Required work: A single number is required: how many lines in the data below contain "JSON".

(Web page and app entries)
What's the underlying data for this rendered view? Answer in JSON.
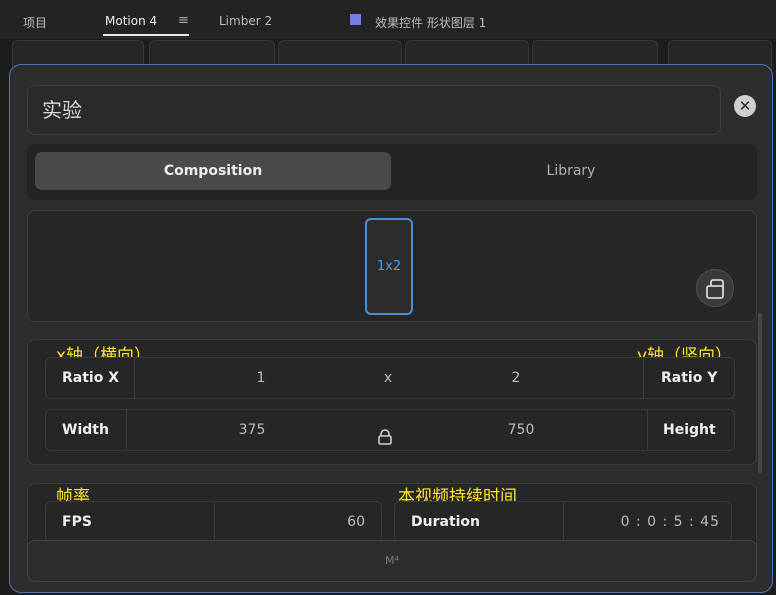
{
  "panel_tabs": {
    "project": "项目",
    "motion": "Motion 4",
    "limber": "Limber 2",
    "effects": "效果控件 形状图层 1"
  },
  "modal": {
    "name_value": "实验",
    "close_glyph": "✕",
    "segment": {
      "composition": "Composition",
      "library": "Library"
    },
    "preview": {
      "ratio_label": "1x2"
    },
    "annotations": {
      "x_axis": "x轴（横向）",
      "y_axis": "y轴（竖向）",
      "fps": "帧率",
      "duration": "本视频持续时间"
    },
    "ratio": {
      "x_label": "Ratio X",
      "x_value": "1",
      "sep": "x",
      "y_value": "2",
      "y_label": "Ratio Y"
    },
    "size": {
      "width_label": "Width",
      "width_value": "375",
      "height_value": "750",
      "height_label": "Height"
    },
    "timing": {
      "fps_label": "FPS",
      "fps_value": "60",
      "duration_label": "Duration",
      "duration_value": "0 : 0 : 5 : 45"
    },
    "footer_button": "M⁴"
  },
  "icons": {
    "menu": "hamburger-icon",
    "close": "close-icon",
    "copy": "copy-icon",
    "lock": "lock-icon"
  },
  "colors": {
    "accent_blue": "#4a8fd4",
    "annotation_yellow": "#ffe52b",
    "swatch": "#6f7fe6"
  }
}
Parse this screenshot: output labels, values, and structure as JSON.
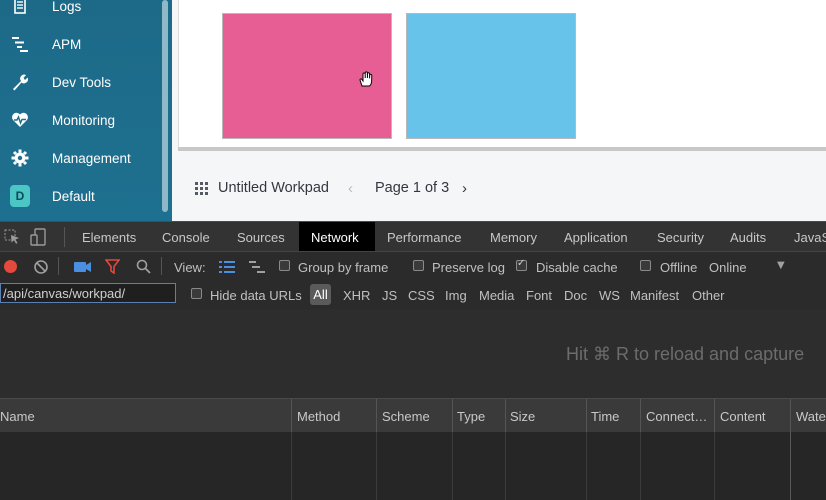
{
  "sidebar": {
    "items": [
      {
        "label": "Logs",
        "icon": "logs-icon"
      },
      {
        "label": "APM",
        "icon": "apm-icon"
      },
      {
        "label": "Dev Tools",
        "icon": "wrench-icon"
      },
      {
        "label": "Monitoring",
        "icon": "heartbeat-icon"
      },
      {
        "label": "Management",
        "icon": "gear-icon"
      },
      {
        "label": "Default",
        "icon": "space-avatar",
        "avatar_letter": "D"
      }
    ]
  },
  "workpad": {
    "title": "Untitled Workpad",
    "page_label": "Page 1 of 3",
    "prev": "‹",
    "next": "›",
    "colors": {
      "pink": "#e65e93",
      "blue": "#67c3ea"
    }
  },
  "devtools": {
    "tabs": [
      "Elements",
      "Console",
      "Sources",
      "Network",
      "Performance",
      "Memory",
      "Application",
      "Security",
      "Audits",
      "JavaS"
    ],
    "active_tab": "Network",
    "toolbar": {
      "view_label": "View:",
      "group_by_frame": "Group by frame",
      "preserve_log": "Preserve log",
      "disable_cache": "Disable cache",
      "offline": "Offline",
      "throttle": "Online",
      "throttle_arrow": "▼"
    },
    "filter": {
      "value": "/api/canvas/workpad/",
      "hide_data_urls": "Hide data URLs",
      "types": [
        "All",
        "XHR",
        "JS",
        "CSS",
        "Img",
        "Media",
        "Font",
        "Doc",
        "WS",
        "Manifest",
        "Other"
      ]
    },
    "hint": "Hit ⌘ R to reload and capture",
    "columns": [
      "Name",
      "Method",
      "Scheme",
      "Type",
      "Size",
      "Time",
      "Connect…",
      "Content",
      "Wate"
    ]
  }
}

Answer to the exercise: 2